Page and application data records
▼

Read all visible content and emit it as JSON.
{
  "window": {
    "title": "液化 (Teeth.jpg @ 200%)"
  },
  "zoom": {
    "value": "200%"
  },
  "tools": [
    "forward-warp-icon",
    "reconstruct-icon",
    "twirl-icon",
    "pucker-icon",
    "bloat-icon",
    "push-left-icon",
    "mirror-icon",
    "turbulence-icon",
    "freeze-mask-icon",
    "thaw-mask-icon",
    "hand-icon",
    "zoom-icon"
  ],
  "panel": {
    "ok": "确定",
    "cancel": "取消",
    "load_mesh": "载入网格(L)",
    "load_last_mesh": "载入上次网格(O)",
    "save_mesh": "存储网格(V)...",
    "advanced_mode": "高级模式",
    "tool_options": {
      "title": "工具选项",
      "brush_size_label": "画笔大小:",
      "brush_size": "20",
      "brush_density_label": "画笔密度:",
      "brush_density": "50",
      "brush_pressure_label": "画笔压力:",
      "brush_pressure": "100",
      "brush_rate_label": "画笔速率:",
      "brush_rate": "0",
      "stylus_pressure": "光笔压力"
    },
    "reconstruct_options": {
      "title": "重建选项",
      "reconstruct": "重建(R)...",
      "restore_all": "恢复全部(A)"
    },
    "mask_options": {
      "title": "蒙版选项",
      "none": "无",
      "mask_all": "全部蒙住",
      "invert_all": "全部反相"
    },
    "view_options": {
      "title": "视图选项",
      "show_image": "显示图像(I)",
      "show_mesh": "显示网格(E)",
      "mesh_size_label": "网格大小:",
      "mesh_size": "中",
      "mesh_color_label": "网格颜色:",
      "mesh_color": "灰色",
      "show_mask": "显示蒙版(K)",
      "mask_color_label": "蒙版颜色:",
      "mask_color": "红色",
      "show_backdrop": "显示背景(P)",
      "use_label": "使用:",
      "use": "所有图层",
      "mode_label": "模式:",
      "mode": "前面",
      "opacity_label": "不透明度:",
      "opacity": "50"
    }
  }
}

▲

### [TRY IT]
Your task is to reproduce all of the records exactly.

### [ANSWER SPACE]
Read all visible content and emit it as JSON.
{
  "window": {
    "title": "液化 (Teeth.jpg @ 200%)"
  },
  "zoom": {
    "value": "200%"
  },
  "tools": [
    "forward-warp-icon",
    "reconstruct-icon",
    "twirl-icon",
    "pucker-icon",
    "bloat-icon",
    "push-left-icon",
    "mirror-icon",
    "turbulence-icon",
    "freeze-mask-icon",
    "thaw-mask-icon",
    "hand-icon",
    "zoom-icon"
  ],
  "panel": {
    "ok": "确定",
    "cancel": "取消",
    "load_mesh": "载入网格(L)",
    "load_last_mesh": "载入上次网格(O)",
    "save_mesh": "存储网格(V)...",
    "advanced_mode": "高级模式",
    "tool_options": {
      "title": "工具选项",
      "brush_size_label": "画笔大小:",
      "brush_size": "20",
      "brush_density_label": "画笔密度:",
      "brush_density": "50",
      "brush_pressure_label": "画笔压力:",
      "brush_pressure": "100",
      "brush_rate_label": "画笔速率:",
      "brush_rate": "0",
      "stylus_pressure": "光笔压力"
    },
    "reconstruct_options": {
      "title": "重建选项",
      "reconstruct": "重建(R)...",
      "restore_all": "恢复全部(A)"
    },
    "mask_options": {
      "title": "蒙版选项",
      "none": "无",
      "mask_all": "全部蒙住",
      "invert_all": "全部反相"
    },
    "view_options": {
      "title": "视图选项",
      "show_image": "显示图像(I)",
      "show_mesh": "显示网格(E)",
      "mesh_size_label": "网格大小:",
      "mesh_size": "中",
      "mesh_color_label": "网格颜色:",
      "mesh_color": "灰色",
      "show_mask": "显示蒙版(K)",
      "mask_color_label": "蒙版颜色:",
      "mask_color": "红色",
      "show_backdrop": "显示背景(P)",
      "use_label": "使用:",
      "use": "所有图层",
      "mode_label": "模式:",
      "mode": "前面",
      "opacity_label": "不透明度:",
      "opacity": "50"
    }
  }
}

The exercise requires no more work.